Directions for this task:
Where does the string "Group" occur in the records below? Copy every line that holds it.

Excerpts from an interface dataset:

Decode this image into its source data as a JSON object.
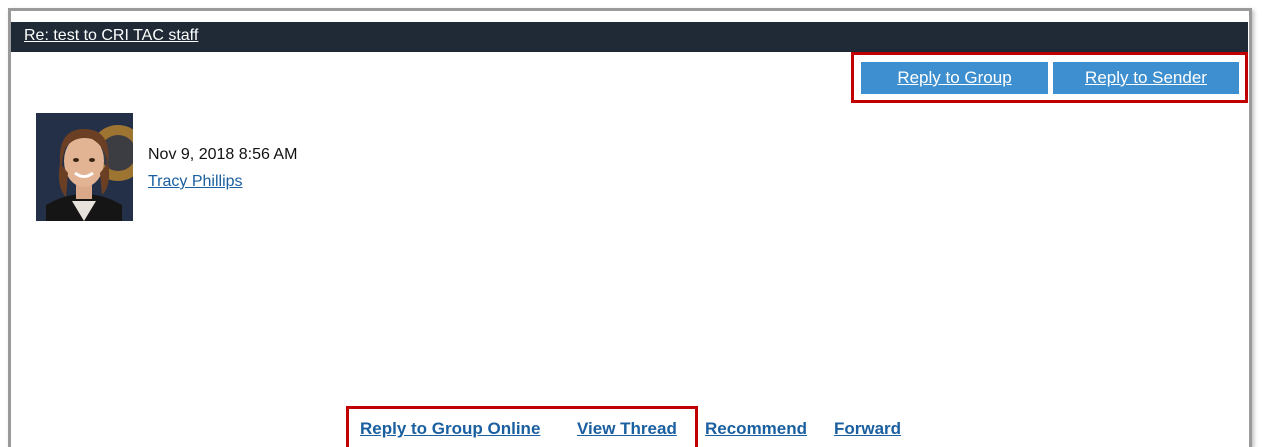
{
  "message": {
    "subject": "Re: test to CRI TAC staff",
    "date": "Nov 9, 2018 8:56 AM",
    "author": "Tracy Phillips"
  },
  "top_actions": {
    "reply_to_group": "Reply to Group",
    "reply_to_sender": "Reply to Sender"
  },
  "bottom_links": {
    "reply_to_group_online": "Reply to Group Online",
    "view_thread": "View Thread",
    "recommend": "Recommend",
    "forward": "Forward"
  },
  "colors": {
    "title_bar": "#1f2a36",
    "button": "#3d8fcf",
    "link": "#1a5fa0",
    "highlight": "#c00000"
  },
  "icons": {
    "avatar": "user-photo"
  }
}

Exercise answer:
    "reply_to_group": "Reply to Group",
    "reply_to_group_online": "Reply to Group Online",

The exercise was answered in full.